That was the red flag on my record? “What? Of course I did! I’m not a liar.” The gray-haired nurse popped her head in the room, her eyes widened, and she stepped right back out, closing the door with a thump. Had she come back in because of the ten-pound discrepancy between my stated weight on the medical forms and my actual weigh-in? Because she could single-handedly prove without a doubt that I was, in fact, a liar. But honestly, who didn’t lie about those things?
Patricia let out a breath. “That’s good news. Maybe it’s just a glitch in Carlthorpe’s system then.”
“I recently paid off my student loans for college, so if I made up that part of my life, I want my money back!” I’d want all of it, plus interest.
Patricia chuckled. “Well, okay, I believe you.”
I added, “I have graduation photos to prove it.”
“Actually, if you have something more official, like a diploma or a college transcript, I think we can submit that to the HR group, argue that their system had a glitch, and this will all go away. I’m afraid photos of you in a cap and gown aren’t going to cut it though.”
My heartbeat thumped hard in my chest. Ten years since graduation and nothing like this had ever come up before. Then again, I’d worked in only one company and its subsidiaries since college and rose in the ranks there.
Did I have a diploma? Maybe? Actually . . . maybe not. After graduating, I had temporary housing before finding a more permanent living arrangement. Some of my stuff made the move, some didn’t. I didn’t have a job right away and was couch surfing for a while. It wasn’t the best time in my life, and I certainly didn’t have my mind laser focused on my diploma’s whereabouts. I never thought to get one reissued because I never had any wall space to display it. And who hung up their college diplomas these days anyway?
I took a deep breath in and exhaled slowly. “I’ll call the school and get a transcript overnighted to you.” If this was all that was standing in between having no job offer and having a dream job offer, I needed to act fast.
“Great!
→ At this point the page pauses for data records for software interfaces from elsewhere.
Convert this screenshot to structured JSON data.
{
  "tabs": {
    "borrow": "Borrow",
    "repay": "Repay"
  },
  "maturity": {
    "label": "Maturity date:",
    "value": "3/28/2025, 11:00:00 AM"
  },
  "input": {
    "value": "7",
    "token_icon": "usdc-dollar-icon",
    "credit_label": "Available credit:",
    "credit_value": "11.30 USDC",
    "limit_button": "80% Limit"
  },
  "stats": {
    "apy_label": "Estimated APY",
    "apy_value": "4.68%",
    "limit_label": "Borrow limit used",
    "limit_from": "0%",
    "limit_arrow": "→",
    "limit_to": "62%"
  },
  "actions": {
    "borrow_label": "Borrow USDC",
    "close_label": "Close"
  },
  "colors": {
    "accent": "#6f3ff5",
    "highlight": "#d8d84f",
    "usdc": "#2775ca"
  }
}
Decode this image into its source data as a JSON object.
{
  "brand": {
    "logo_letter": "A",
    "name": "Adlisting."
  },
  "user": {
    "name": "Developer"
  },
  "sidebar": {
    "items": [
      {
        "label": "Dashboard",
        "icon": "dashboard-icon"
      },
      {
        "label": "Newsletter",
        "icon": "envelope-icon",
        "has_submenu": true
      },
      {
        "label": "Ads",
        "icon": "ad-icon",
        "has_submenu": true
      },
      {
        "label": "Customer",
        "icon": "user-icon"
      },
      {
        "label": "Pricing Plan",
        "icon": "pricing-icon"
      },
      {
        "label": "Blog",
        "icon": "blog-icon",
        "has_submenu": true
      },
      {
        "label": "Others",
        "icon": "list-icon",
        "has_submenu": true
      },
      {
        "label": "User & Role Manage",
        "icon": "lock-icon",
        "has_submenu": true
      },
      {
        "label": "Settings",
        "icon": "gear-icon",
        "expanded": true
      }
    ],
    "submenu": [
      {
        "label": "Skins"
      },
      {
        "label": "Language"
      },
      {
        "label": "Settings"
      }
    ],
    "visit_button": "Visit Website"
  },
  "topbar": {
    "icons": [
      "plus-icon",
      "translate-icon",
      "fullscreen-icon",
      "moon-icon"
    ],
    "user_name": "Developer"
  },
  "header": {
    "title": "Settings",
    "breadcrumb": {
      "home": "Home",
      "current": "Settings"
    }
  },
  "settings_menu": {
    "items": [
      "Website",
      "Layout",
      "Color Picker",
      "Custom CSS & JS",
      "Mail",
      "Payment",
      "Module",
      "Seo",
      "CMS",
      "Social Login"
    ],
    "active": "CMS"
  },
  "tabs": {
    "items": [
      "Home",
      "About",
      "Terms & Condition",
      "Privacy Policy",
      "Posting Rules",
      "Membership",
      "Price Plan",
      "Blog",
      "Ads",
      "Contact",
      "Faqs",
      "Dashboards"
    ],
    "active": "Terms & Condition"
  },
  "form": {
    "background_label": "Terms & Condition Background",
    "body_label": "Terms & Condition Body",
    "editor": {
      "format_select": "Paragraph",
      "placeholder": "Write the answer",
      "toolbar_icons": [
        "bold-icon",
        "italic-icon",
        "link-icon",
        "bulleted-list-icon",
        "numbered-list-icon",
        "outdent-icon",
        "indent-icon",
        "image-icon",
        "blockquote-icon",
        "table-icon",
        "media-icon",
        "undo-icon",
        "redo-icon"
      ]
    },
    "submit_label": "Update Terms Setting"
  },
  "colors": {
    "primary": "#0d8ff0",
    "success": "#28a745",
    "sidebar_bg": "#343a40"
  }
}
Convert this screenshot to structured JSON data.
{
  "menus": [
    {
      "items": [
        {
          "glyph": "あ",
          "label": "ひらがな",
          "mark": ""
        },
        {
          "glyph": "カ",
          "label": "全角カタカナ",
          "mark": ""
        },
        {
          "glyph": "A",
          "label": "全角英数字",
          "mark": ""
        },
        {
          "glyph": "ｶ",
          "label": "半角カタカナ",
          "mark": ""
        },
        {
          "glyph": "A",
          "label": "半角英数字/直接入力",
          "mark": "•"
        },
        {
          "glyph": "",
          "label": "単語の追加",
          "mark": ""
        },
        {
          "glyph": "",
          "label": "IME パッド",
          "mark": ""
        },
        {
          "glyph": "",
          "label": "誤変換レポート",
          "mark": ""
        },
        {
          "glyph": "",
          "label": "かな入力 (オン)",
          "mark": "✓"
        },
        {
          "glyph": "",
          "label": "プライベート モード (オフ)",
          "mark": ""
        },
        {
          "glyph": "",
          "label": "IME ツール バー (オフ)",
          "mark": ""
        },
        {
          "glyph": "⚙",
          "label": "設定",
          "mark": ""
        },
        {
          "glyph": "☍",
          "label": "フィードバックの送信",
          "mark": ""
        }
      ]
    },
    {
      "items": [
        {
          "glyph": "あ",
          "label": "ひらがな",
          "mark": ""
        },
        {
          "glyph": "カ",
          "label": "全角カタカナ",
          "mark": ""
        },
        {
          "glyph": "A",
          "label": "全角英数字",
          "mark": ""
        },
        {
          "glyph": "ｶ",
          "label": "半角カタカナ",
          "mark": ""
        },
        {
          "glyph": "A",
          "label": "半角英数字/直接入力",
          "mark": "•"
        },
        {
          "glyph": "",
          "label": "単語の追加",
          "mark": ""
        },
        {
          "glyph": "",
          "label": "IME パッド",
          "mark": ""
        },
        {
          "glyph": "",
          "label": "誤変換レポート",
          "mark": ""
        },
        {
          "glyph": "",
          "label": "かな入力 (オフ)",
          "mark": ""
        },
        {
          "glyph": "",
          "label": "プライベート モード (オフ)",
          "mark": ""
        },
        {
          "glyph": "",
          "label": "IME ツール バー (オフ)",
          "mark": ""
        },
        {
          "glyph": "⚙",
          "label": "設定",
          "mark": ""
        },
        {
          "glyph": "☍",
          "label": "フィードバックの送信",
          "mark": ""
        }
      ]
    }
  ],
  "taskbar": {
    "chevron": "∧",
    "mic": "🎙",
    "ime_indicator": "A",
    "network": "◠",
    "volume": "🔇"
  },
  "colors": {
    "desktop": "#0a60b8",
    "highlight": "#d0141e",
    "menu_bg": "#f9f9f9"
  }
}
We have a plan then. I’ll let you go on with your day. Have a great rest of the afternoon.”
I hung up and fell back into the crinkly seat just as the nurse reentered the room. “I’m so sorry the doctor’s still running behind schedule. Unfortunately, your health profile didn’t update when I took your vitals, so I need to get your oxygen levels and BP again.”
She put a clip on my finger and wrapped the blood pressure cuff on my upper left biceps. “Try to relax your arm if you can. I’ll make sure it uploads to your records this time.” The armband puffed and deflated automatically while she took my O2 reading. “Your oxygen levels are excellent, ninety-nine percent. Your blood pressure is . . . whoa, a little high. A lot higher than before, actually. That’s strange.”